Recorded data
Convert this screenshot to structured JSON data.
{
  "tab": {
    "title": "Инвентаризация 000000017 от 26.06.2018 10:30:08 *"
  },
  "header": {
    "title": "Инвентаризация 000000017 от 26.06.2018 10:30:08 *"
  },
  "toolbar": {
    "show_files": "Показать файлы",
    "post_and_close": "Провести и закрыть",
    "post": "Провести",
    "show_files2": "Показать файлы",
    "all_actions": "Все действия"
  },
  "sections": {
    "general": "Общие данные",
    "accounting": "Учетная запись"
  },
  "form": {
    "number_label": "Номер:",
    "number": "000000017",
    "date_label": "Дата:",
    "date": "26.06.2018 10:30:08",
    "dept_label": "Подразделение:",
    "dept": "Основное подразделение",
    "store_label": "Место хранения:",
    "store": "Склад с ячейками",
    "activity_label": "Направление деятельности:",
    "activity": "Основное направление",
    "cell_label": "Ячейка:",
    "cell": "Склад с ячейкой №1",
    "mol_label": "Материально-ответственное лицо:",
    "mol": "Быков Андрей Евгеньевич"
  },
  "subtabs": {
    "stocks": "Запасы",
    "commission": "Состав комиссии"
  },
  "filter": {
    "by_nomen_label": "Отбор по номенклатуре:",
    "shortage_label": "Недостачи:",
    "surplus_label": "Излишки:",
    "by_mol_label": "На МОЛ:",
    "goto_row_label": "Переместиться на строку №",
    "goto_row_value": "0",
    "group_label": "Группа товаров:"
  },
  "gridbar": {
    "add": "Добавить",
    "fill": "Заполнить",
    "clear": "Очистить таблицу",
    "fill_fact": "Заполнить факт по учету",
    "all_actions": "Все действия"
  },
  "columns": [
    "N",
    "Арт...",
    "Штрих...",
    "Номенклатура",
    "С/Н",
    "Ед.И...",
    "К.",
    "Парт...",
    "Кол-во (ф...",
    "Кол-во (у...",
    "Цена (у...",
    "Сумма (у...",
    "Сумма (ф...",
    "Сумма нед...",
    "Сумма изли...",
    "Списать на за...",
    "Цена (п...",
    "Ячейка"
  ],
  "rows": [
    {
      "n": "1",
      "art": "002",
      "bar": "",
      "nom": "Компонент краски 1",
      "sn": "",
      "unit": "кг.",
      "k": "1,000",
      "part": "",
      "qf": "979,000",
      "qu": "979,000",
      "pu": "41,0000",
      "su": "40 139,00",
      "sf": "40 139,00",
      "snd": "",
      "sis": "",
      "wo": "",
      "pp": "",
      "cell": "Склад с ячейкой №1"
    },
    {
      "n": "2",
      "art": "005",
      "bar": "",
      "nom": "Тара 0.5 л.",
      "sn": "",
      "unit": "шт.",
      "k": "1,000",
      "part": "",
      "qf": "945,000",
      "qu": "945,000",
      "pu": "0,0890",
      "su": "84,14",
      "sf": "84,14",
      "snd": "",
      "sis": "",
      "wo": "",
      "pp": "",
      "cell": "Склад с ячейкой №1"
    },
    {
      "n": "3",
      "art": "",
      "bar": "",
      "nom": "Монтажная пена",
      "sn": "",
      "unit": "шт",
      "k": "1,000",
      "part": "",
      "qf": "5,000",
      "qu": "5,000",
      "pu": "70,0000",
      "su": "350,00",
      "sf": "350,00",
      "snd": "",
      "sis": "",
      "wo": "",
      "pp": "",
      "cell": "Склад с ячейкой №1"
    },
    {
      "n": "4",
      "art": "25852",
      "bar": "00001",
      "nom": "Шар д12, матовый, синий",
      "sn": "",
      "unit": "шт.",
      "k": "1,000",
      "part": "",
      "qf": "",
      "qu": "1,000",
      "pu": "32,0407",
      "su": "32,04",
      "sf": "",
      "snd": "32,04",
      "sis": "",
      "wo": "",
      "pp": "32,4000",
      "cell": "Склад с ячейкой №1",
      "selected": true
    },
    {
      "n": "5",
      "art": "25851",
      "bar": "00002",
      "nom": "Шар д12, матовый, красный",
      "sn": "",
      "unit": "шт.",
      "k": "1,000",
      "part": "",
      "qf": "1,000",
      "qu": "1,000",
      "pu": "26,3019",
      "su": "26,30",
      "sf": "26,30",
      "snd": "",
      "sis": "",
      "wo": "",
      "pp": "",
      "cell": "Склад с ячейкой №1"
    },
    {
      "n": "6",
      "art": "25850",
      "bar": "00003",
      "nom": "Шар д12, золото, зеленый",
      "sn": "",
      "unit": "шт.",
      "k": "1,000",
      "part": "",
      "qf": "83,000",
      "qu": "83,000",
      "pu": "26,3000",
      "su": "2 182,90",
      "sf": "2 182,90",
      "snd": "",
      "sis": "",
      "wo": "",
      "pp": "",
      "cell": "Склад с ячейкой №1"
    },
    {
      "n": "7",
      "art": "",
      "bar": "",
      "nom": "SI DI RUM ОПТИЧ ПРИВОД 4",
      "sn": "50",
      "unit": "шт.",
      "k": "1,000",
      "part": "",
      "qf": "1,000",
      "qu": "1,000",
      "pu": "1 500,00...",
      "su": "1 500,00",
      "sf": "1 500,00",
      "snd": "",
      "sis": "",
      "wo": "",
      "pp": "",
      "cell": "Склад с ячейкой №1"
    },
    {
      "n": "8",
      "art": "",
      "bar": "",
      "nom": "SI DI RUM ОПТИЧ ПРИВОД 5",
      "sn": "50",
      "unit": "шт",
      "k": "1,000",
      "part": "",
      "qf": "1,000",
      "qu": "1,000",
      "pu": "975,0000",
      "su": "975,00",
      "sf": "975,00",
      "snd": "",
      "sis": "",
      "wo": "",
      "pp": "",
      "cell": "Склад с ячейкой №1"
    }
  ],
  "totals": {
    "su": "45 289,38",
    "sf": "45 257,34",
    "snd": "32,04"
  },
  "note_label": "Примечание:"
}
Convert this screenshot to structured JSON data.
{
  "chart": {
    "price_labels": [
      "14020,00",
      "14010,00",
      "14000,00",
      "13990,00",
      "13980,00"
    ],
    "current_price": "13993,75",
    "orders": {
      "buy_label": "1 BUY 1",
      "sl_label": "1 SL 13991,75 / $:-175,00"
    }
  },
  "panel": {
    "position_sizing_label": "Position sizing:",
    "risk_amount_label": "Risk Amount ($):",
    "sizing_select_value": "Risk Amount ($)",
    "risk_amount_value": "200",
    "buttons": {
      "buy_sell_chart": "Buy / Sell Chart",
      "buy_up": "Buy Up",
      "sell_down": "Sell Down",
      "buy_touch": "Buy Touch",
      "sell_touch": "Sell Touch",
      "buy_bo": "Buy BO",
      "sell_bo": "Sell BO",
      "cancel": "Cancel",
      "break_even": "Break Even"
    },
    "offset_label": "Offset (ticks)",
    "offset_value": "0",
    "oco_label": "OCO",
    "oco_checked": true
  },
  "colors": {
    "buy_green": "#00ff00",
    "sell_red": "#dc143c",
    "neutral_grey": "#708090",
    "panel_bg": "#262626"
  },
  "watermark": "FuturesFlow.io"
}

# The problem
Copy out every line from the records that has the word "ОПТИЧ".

# Your solution
      "nom": "SI DI RUM ОПТИЧ ПРИВОД 4",
      "nom": "SI DI RUM ОПТИЧ ПРИВОД 5",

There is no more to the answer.